It’s Just Good Business Sense
A good contingent recruiter will fill approximately 1 in 6 of the roles that they work on but they will still provide the same service to all. They won’t place every candidate with whom they interact but they will still provide the same service. They will do this because every person they deal with will become a candidate again or they may become a client. Similarly a client may become a candidate.
Every time they deliver a below-par service they will lose money not just on that placement but also multiple other missed opportunities for repeat business or referrals. Contingent recruiters only charge when they are successful so the smart and successful ones deliver quality service every time to maximize the chance of success. You get so much service for free, it doesn’t make sense not to engage.
Disengage at your Peril
Just as successful retail companies in the digital age tend to employ multi-channel strategies to reach as many customers as possible in order to thrive, the really smart companies will obviously use multi-channel strategies to source their talent.
However, organizations that stop engaging with recruiters will be missing out on a huge amount of information and therefore cutting off a vital resource for their talent attraction strategy. Despite recent economic woes and a degree of ongoing uncertainty, recruiters who provide a quality service are thriving in this market and will become even more critical during an economic recovery.
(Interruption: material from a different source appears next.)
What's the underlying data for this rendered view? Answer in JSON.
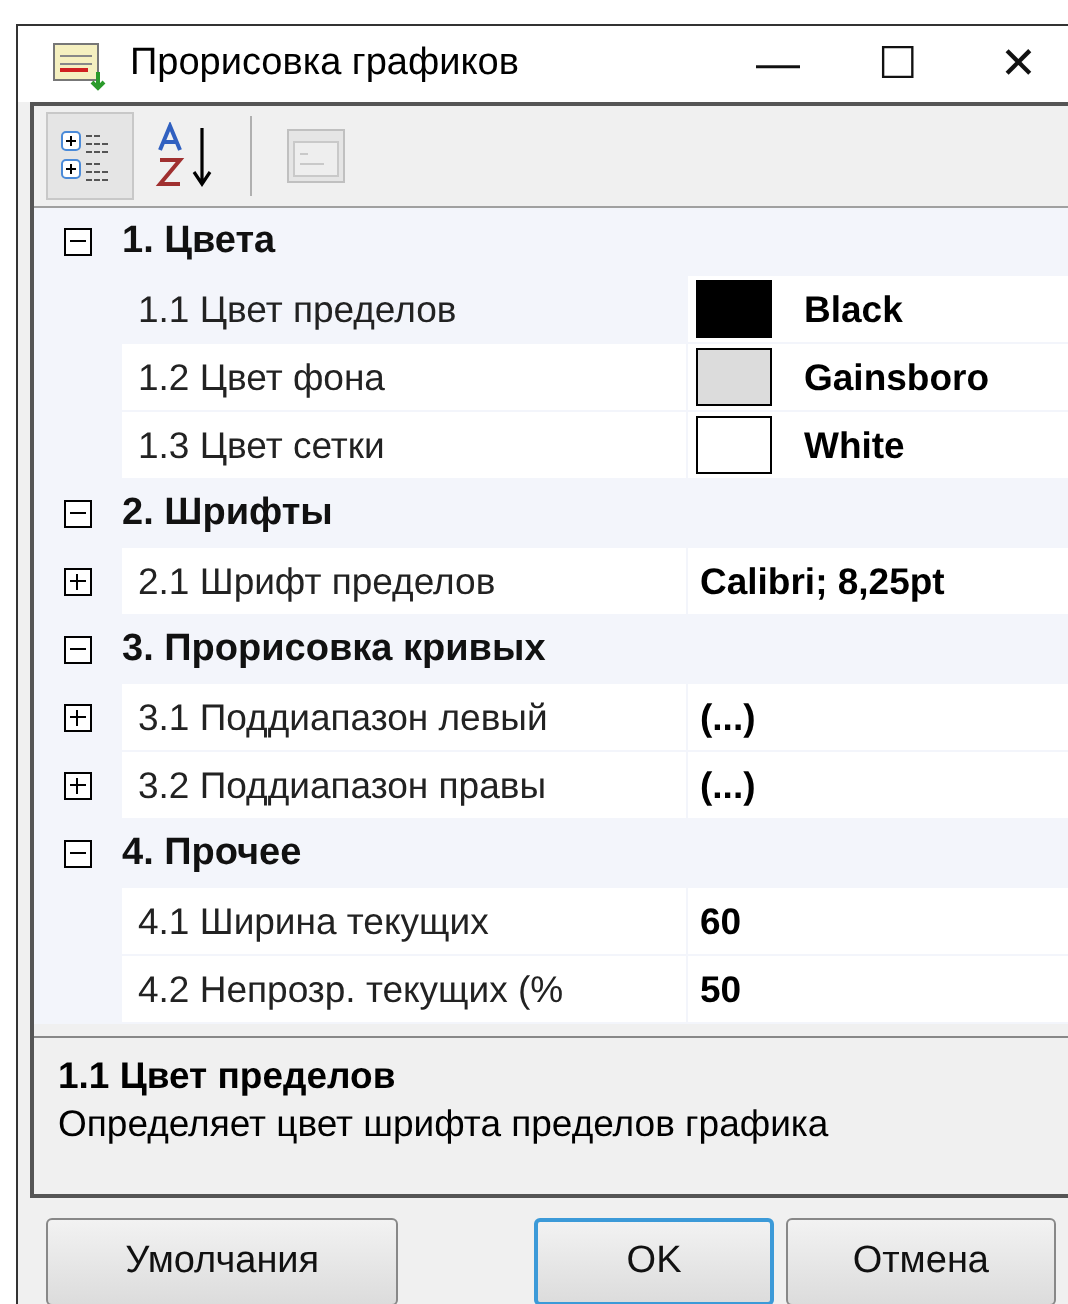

Recruitment is innovating and evolving in order to adapt to the modern world. Those who predict its death alongside other ancient business models that are unfit for purpose in the digital age have, I’m afraid, fundamentally missed the point. The mobility and flexibility of talent in the global generation is the most valuable corporate currency of the future. Being able to see where talent is in a social network just doesn’t cut it. Talent never has and never will hop and skip from one company to another — and no digital strategy will influence that. The ability to attract, extract, and deliver talent is — and always will be — a high-touch service which will continue to put recruiters at the very epicenter of the corporate future. For recruiters and recruitment companies who provide a genuine service the future is very bright.